The bulk of the rest of the film is filled with techno-babble about the Quantum Realm, the parts that Hank and Hope need to get someone back into the Quantum Realm and all of the exposition to describe it takes the wind out of the film. That is not to say I didn’t like Ant-Man and the Wasp. I still did. Paul Rudd is charming as always and his character of Scott is just a really good guy and a pleasure to watch. Evangeline Lilly is great as Hope and even more impressive as the Wasp. She could get her own film and it would sell very well. Michael Douglas seems ageless and brings the film some gravitas even when they are talking about the most ridiculous technical jargon. The action sequences and visuals of this film are all first rate.
Overall, I did enjoy Ant-Man and the Wasp despite the hiccups. This is a very light, frothy but still enjoyable film. Most people will have fun and I did have fun up to a point. Director Peyton Reed (who directed the first Ant-Man, as well) knows what audiences will be wanting and for the most part, delivers the goods. The script which was penned in part by Paul Rudd, himself as well as Erik Sommers, Chris McKenna, Andrew Barrer and Gabriel Ferrari seems to rely a little too much on goofy, cornball elements but still accomplishes what it needs to do; entertain. So the next time someone asks me how I would compare Solo and its relationship to the rest of the Star Wars films, I would say it does more than Ant-Man and the Wasp does. Ant-Man and the Wasp is fun, disposable and forgettable entertainment.
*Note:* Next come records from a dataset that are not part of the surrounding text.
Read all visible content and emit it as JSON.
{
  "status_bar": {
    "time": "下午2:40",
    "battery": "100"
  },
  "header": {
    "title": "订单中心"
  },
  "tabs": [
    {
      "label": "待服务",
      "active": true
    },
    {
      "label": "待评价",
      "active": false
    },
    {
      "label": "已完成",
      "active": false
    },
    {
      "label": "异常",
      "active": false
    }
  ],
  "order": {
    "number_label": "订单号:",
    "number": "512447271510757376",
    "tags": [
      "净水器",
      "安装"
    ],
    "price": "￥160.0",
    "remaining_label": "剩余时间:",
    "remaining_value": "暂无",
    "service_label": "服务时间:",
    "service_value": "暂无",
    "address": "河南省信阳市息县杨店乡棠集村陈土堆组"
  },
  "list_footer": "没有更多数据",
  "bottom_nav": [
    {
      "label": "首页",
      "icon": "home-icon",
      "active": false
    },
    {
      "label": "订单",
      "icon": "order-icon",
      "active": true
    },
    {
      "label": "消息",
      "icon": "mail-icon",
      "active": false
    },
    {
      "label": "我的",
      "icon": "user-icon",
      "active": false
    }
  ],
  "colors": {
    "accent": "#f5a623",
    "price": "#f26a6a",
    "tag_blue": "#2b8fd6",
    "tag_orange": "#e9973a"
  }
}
SPECIAL NOTE: There are two post credit scenes at the end credits of this film. The first one is very important and most people will want to stay for that one during the credits. The second one is after all of the credits and you can judge if it was worth the wait.
Ant-Man and the Wasp – *** out of 5
Ant-Man and the Wasp – Rated PG-13 for language comic book violence
Ant-Man and the Wasp – Run time is 120 minutes.